Work request:
The listing needs restating word for word.
[[ Excerpted data, beginning ]]
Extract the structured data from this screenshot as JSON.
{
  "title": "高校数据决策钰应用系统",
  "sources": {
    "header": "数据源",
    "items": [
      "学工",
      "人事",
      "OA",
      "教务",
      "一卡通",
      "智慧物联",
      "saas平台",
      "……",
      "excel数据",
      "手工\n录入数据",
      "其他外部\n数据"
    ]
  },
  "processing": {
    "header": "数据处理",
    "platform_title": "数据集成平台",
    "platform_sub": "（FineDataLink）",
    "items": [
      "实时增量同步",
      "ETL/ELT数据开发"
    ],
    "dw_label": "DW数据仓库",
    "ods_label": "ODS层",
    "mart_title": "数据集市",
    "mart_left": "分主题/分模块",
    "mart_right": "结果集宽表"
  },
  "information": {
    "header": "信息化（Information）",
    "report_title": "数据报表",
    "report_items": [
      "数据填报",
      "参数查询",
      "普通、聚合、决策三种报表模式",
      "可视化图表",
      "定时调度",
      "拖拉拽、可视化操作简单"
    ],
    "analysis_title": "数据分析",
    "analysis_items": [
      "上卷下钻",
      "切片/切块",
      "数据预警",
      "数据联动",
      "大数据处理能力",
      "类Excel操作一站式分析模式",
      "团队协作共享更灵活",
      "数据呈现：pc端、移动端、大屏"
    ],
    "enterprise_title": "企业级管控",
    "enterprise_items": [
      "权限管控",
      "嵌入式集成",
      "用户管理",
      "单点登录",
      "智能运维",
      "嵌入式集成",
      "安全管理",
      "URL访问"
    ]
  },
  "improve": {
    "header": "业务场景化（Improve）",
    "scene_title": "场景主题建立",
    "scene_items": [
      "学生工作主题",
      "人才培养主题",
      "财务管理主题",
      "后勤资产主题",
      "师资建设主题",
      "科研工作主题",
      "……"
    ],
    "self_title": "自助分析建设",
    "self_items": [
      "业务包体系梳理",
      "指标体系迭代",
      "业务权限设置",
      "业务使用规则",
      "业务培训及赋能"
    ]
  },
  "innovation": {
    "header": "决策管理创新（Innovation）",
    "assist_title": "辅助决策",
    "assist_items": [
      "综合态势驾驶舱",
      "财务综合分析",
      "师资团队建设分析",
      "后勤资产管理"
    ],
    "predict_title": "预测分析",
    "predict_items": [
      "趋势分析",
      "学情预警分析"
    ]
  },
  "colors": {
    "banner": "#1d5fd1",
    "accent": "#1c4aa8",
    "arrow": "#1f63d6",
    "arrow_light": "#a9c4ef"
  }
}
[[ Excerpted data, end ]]
Result for this task:
Extract the structured data from this screenshot as JSON.
{
  "title": "高校数据决策钰应用系统",
  "sources": {
    "header": "数据源",
    "items": [
      "学工",
      "人事",
      "OA",
      "教务",
      "一卡通",
      "智慧物联",
      "saas平台",
      "……",
      "excel数据",
      "手工\n录入数据",
      "其他外部\n数据"
    ]
  },
  "processing": {
    "header": "数据处理",
    "platform_title": "数据集成平台",
    "platform_sub": "（FineDataLink）",
    "items": [
      "实时增量同步",
      "ETL/ELT数据开发"
    ],
    "dw_label": "DW数据仓库",
    "ods_label": "ODS层",
    "mart_title": "数据集市",
    "mart_left": "分主题/分模块",
    "mart_right": "结果集宽表"
  },
  "information": {
    "header": "信息化（Information）",
    "report_title": "数据报表",
    "report_items": [
      "数据填报",
      "参数查询",
      "普通、聚合、决策三种报表模式",
      "可视化图表",
      "定时调度",
      "拖拉拽、可视化操作简单"
    ],
    "analysis_title": "数据分析",
    "analysis_items": [
      "上卷下钻",
      "切片/切块",
      "数据预警",
      "数据联动",
      "大数据处理能力",
      "类Excel操作一站式分析模式",
      "团队协作共享更灵活",
      "数据呈现：pc端、移动端、大屏"
    ],
    "enterprise_title": "企业级管控",
    "enterprise_items": [
      "权限管控",
      "嵌入式集成",
      "用户管理",
      "单点登录",
      "智能运维",
      "嵌入式集成",
      "安全管理",
      "URL访问"
    ]
  },
  "improve": {
    "header": "业务场景化（Improve）",
    "scene_title": "场景主题建立",
    "scene_items": [
      "学生工作主题",
      "人才培养主题",
      "财务管理主题",
      "后勤资产主题",
      "师资建设主题",
      "科研工作主题",
      "……"
    ],
    "self_title": "自助分析建设",
    "self_items": [
      "业务包体系梳理",
      "指标体系迭代",
      "业务权限设置",
      "业务使用规则",
      "业务培训及赋能"
    ]
  },
  "innovation": {
    "header": "决策管理创新（Innovation）",
    "assist_title": "辅助决策",
    "assist_items": [
      "综合态势驾驶舱",
      "财务综合分析",
      "师资团队建设分析",
      "后勤资产管理"
    ],
    "predict_title": "预测分析",
    "predict_items": [
      "趋势分析",
      "学情预警分析"
    ]
  },
  "colors": {
    "banner": "#1d5fd1",
    "accent": "#1c4aa8",
    "arrow": "#1f63d6",
    "arrow_light": "#a9c4ef"
  }
}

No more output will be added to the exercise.